  • Collection Labels- The first label on the insect pin (underneath the insect) is the collection information. Where the insect was collected and when along with the name of the collector.
  • Identification Label- For 2nd year collections and up, you must include another label which goes between the number and collection information. It will have the family name of the insect as well as the genus and species. Correctly identifying the insect to the species is important for point value.
  • Order Labels- These are larger labels and they are pinned inside the box. When you organize your collection do so by order.
  • Common Name Labels- Required after the first year, these labels tell the common name of the insect and usually include a family name (so not just “fly” but “crane fly”)

Keeping a Collection Record

Along with all the labeling in the box, you must turn in a collection record. Since the collections are additive over the years, these records can be many pages long.
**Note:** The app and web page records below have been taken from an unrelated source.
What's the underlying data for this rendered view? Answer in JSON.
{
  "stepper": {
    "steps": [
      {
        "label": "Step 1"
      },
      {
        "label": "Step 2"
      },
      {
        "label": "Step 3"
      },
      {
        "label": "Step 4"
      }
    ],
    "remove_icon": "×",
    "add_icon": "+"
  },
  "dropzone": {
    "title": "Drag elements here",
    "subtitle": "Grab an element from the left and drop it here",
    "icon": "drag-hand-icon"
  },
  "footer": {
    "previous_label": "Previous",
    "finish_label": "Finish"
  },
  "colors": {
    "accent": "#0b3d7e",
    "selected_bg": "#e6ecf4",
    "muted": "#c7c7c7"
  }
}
Below are listed the information you need to keep:

  • Insect Number- comes after you’ve labeled your insects
  • Common Name- 2nd year and beyond
  • Order
  • Family
  • Genus Species
  • Locality- location of collection
  • Date Collected
  • Place Collected- what habitat

A first year collection only needs to be identified to the order. After that, more work is required!

Blog, She Wrote: Tips for an Excellent Insect Display

Other Tips for Insect Displays

In addition to the labeling, here are a few more helpful hints:

  • Group orders of insects together in the collection and place the order label nearby
  • Numbers within an order should be chronological
  • Place the vials toward the bottom of your collection- So if they come loose, they don’t wreck other insects in the box!
  • Keep a collection record as you go- This is a time saver when you are preparing your collection for evaluation!

For more information on making displays, check out How to Make an Awesome Insect Collection from Purdue which follows 4-H guidelines for entomology projects.

This has been an exciting project area for us this year. We’ve already started next year’s collection. As of publishing time for this post, the collection pictured here has won a blue ribbon and a project excellence for first year collections and is headed for the NY State Fair next month.

Enjoy the collecting!

Other bloggers in the iHN are sharing their series this week for 2014’s summer Hopscotch. Don’t forget to hop over!

iHN July 2014 Hopscotch

facebooktwittergoogle_pluspinterestmailby feather